### THE TASK
Among the lines below, which ones contain the word "color"? Copy every such line.

DATA SUPPLIED Start Marker

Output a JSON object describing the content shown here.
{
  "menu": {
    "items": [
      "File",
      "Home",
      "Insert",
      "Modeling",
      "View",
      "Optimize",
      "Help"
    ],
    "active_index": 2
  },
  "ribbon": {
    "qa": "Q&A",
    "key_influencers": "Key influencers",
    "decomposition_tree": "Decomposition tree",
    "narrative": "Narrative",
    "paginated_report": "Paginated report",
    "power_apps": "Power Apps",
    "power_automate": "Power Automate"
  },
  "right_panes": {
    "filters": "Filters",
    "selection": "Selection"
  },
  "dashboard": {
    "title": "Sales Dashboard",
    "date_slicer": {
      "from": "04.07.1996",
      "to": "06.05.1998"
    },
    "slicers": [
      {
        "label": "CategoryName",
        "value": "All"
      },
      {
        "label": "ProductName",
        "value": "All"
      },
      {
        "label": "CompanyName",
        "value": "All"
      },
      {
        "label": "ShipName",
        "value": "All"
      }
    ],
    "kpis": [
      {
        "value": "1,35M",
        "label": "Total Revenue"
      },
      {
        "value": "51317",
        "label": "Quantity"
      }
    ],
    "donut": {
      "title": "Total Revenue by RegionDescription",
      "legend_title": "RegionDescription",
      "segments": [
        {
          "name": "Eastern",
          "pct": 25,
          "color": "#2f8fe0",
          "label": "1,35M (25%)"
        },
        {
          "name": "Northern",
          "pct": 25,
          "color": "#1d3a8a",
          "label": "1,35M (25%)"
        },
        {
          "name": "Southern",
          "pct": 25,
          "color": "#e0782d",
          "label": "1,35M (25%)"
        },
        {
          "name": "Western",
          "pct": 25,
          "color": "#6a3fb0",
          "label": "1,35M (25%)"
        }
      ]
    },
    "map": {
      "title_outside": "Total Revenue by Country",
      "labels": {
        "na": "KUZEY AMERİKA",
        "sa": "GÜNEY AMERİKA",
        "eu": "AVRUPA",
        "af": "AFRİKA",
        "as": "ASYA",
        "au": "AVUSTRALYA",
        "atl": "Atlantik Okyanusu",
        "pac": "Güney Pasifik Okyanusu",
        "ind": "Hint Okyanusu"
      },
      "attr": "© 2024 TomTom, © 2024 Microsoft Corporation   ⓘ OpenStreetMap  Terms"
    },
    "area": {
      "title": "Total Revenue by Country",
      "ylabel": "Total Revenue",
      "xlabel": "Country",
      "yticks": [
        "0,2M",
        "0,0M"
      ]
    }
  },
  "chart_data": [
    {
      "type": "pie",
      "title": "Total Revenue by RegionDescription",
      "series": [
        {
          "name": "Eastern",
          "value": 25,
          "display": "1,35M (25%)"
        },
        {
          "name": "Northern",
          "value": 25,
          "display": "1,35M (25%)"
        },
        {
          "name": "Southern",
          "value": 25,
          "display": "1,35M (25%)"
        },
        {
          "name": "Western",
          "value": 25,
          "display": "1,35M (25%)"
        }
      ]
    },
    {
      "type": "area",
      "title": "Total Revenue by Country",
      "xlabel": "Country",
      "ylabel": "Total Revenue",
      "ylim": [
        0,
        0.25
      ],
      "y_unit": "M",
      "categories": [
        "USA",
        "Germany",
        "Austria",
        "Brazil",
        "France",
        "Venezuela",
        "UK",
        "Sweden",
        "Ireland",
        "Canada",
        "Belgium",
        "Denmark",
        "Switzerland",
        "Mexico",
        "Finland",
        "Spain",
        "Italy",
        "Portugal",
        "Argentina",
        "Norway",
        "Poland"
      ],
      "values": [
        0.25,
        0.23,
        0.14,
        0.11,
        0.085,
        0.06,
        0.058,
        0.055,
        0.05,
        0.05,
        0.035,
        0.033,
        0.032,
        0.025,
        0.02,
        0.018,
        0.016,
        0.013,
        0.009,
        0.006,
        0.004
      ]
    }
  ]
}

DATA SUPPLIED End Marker

### RESPONSE
          "color": "#2f8fe0",
          "color": "#1d3a8a",
          "color": "#e0782d",
          "color": "#6a3fb0",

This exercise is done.